We do our best to send hardened off plants to our garden center customers and landscapers alike. However, if those plants end up in a greenhouse, they will no longer be hardened off in short order!
Plants that have been living indoors need to be acclimated to all the temperature ups and downs, the wind, and the sunlight of living outdoors. They need to be hardened off.
Hardening off methods are typically used from about mid-March to late-May here in Wisconsin.
The process of hardening off may take about a week, and helps plants move from a controlled indoor environment that encourages soft foliage and lanky stems to withstand the rigors of changing outdoor conditions. Traditionally, it involves taking flats or pots in and out of the house, gradually increasing the amount of time they are outside. As plants spend more time outside, their stems get stronger and their leaves develop a thicker cuticle, which is the waxy covering on a leaves surface that prevents water loss.
- Start by finding a place in a protected spot out of direct sunlight and strong wind, like under a tree, beside a hedge or near a wall of the house or garage. Bring out the plants to be hardened off for an hour or two in the mid-afternoon (or whenever the temps are closest to your interior temps) Bring them in for the night. A cart works great for this.

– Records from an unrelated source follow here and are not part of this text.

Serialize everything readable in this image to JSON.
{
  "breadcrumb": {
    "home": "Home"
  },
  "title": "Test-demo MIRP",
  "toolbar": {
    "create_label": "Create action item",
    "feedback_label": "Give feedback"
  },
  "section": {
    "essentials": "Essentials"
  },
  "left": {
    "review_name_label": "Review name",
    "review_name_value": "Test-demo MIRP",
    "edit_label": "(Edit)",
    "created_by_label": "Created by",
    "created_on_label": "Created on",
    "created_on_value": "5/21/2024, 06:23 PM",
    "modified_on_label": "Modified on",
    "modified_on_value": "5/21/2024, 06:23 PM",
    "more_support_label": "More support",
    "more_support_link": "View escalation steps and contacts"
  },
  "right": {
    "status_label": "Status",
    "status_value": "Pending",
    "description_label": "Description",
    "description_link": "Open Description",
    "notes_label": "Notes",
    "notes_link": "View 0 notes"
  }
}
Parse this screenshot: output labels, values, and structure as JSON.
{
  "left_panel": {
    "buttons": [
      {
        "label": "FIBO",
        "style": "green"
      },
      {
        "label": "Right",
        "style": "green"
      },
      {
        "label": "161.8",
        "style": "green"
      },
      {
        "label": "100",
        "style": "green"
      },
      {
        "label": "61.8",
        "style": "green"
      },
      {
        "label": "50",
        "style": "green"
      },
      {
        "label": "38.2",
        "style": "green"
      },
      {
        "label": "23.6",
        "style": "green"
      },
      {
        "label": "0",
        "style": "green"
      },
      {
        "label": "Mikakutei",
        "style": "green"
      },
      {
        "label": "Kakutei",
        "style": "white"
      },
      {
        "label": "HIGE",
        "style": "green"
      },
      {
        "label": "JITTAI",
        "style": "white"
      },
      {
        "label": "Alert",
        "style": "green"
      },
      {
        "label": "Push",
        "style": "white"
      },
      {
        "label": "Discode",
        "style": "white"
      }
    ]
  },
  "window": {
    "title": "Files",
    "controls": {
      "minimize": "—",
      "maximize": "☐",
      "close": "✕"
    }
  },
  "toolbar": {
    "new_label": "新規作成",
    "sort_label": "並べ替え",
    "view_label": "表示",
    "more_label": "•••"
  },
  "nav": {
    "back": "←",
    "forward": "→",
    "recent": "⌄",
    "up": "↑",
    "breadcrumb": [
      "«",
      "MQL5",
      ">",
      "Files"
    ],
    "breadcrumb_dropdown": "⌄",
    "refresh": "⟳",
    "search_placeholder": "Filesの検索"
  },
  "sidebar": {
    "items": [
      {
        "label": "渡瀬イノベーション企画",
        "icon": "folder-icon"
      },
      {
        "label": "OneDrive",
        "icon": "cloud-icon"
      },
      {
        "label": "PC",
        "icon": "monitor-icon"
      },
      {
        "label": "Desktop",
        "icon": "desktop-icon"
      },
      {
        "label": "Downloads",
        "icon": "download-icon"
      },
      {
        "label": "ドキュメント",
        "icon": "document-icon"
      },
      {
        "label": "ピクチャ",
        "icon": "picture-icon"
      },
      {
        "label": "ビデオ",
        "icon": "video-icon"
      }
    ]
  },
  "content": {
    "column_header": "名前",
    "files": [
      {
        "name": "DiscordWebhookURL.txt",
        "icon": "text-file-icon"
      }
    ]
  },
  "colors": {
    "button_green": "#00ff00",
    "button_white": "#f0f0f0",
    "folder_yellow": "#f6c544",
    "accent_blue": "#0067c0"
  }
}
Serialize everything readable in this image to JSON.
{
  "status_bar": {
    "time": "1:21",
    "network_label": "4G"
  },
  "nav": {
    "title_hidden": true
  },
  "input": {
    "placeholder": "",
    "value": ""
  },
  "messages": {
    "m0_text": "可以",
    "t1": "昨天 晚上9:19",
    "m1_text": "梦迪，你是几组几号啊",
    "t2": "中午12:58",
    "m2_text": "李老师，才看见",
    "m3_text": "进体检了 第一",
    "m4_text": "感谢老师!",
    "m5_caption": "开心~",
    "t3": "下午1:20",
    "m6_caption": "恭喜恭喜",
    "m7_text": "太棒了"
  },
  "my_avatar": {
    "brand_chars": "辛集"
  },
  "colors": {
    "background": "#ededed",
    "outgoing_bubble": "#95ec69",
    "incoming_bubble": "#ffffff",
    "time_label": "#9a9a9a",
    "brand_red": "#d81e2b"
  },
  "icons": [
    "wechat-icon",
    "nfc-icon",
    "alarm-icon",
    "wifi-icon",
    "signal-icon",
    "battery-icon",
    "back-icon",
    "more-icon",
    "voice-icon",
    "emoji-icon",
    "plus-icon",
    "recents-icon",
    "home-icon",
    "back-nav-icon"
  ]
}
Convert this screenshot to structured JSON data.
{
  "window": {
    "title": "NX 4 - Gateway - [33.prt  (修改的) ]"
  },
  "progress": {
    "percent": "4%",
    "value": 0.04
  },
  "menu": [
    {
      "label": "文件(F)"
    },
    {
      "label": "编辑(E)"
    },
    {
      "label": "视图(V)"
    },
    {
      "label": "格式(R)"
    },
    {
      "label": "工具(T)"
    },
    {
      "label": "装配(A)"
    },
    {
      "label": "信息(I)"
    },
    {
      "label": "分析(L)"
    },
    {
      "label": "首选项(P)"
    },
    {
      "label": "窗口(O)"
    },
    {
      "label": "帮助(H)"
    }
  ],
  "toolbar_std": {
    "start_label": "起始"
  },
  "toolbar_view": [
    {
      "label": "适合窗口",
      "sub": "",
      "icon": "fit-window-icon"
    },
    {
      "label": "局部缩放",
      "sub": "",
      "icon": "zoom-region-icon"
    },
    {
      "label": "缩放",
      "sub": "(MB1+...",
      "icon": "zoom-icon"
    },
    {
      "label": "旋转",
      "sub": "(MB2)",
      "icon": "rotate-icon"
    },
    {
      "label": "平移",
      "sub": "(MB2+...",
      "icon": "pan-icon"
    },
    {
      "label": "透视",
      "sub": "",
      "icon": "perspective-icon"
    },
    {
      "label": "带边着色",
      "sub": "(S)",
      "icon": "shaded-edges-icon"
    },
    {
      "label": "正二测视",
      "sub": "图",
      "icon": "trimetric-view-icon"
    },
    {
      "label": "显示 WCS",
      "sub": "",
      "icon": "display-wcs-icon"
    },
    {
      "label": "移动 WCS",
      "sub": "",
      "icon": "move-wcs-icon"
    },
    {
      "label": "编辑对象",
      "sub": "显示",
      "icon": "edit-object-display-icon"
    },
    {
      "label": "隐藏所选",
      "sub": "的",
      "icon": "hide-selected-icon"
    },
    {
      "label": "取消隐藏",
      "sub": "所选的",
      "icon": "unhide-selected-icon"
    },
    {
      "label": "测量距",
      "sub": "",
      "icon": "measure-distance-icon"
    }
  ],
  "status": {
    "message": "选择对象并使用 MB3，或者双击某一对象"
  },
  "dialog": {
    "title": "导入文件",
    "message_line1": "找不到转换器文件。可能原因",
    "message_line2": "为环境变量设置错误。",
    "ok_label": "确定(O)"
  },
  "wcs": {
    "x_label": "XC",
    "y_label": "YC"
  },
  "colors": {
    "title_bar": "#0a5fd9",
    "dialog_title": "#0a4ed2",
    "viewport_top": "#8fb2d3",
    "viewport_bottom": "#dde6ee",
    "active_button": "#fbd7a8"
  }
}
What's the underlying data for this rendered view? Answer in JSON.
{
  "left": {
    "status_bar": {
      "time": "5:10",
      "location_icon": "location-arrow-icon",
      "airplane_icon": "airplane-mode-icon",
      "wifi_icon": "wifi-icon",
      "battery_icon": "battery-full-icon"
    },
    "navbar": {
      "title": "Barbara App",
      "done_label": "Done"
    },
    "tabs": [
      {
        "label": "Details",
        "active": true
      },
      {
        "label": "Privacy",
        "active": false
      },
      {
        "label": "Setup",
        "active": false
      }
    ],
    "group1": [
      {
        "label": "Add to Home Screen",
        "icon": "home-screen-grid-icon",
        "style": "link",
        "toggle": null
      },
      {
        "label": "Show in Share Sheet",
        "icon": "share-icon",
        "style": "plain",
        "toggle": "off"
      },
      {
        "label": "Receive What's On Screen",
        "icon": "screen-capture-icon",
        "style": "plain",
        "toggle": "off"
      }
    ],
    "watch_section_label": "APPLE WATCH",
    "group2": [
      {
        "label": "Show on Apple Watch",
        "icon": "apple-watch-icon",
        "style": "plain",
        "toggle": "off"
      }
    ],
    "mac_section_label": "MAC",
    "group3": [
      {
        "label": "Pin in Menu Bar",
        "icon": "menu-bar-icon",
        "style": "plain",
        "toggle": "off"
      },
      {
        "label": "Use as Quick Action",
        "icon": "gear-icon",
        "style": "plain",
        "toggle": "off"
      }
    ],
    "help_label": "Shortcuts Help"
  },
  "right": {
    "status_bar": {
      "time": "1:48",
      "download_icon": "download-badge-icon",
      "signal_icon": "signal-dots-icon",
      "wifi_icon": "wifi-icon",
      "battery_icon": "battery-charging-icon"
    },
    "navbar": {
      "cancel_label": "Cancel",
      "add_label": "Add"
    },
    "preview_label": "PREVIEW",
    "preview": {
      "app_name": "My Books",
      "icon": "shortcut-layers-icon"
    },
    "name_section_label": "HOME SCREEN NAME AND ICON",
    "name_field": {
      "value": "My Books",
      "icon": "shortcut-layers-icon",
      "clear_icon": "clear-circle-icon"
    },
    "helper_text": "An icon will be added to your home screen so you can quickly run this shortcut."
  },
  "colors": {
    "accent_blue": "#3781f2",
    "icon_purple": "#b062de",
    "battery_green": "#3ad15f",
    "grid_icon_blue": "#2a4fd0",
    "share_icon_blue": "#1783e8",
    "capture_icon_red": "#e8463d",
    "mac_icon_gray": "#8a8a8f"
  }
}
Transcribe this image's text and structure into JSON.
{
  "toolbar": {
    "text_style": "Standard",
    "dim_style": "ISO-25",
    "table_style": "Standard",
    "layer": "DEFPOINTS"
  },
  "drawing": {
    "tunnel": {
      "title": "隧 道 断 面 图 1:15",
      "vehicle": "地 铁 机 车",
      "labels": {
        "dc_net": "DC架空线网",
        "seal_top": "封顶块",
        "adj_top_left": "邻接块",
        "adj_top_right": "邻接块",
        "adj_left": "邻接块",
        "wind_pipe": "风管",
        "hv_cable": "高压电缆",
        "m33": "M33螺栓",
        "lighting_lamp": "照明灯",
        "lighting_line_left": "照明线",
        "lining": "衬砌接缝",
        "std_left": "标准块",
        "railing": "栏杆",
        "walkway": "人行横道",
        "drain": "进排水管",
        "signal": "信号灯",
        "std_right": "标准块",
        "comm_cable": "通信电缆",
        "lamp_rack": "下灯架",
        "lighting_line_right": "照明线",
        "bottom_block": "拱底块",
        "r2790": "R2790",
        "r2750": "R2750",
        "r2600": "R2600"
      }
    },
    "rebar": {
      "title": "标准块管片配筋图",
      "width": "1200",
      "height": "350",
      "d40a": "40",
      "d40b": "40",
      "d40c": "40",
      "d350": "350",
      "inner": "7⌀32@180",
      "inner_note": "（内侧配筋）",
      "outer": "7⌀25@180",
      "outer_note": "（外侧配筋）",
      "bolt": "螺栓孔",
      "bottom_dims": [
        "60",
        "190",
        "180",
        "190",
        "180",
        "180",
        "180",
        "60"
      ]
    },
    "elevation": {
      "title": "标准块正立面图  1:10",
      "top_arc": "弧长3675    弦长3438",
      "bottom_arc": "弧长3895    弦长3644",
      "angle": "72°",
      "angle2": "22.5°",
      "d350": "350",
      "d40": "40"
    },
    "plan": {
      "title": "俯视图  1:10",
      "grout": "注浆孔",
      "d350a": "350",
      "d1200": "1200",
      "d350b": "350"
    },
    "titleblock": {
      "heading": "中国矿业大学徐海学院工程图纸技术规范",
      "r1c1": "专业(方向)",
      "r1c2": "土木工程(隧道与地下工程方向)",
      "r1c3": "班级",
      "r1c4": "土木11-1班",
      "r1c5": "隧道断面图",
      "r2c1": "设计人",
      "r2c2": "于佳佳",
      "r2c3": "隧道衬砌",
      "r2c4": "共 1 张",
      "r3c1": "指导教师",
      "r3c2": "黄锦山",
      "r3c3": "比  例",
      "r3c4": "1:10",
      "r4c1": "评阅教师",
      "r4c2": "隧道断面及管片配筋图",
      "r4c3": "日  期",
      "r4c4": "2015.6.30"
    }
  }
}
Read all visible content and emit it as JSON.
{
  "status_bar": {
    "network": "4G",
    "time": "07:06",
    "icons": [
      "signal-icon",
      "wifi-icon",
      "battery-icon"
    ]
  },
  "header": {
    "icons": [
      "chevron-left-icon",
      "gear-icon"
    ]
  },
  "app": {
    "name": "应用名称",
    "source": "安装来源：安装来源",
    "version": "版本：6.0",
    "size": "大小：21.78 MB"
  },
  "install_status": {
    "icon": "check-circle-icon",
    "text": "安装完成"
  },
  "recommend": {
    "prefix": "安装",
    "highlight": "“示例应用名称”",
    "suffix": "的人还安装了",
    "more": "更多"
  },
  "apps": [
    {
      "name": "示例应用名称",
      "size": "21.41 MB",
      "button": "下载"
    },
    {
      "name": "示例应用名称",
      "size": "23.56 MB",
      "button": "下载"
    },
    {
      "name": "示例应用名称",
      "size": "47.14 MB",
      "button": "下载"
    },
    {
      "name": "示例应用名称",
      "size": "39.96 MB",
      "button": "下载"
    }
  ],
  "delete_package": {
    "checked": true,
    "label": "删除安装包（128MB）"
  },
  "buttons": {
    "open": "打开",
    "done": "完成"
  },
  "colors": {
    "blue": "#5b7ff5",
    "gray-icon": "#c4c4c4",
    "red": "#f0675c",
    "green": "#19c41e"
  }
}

- Each day or two, increase the time spent outside by 1 – 2 hours. Watch the weather. If there are a few days of frost, a cold snap or driving rain, keep them inside.
- When the plants are used to being outdoors all day and the temps outside are mild, put them in a protected spot for the night.
- Full-sun plants need time to get used to direct sunlight as well. Start them out in part to full shade on the north side of your house or under a tree. Every couple of days move them into more sunlight until they are in full sun.
- Once plants stay outside day and night for 3-4 days in a row, they are ready to go in the ground.
Another method is to build a cold frame (temporary or permanent). Position your cold frame in full sun, near a water source and out of the cold north wind. A spot on the south side of the house or garage provides lots of sunlight and reflected heat. Set a thermometer inside (out of direct sunlight for an accurate reading) so you know what the temperature is.
Here is an excellent article on how to build and use cold frames: https://www.gardengatemagazine.com/articles/how-to/plant/diy-cold-frames/
Most Perennials love cool weather. They easily tolerate temperatures in the 40° F range and can be planted about a month before our likely last frost, which is around Memorial Day here in Wisconsin.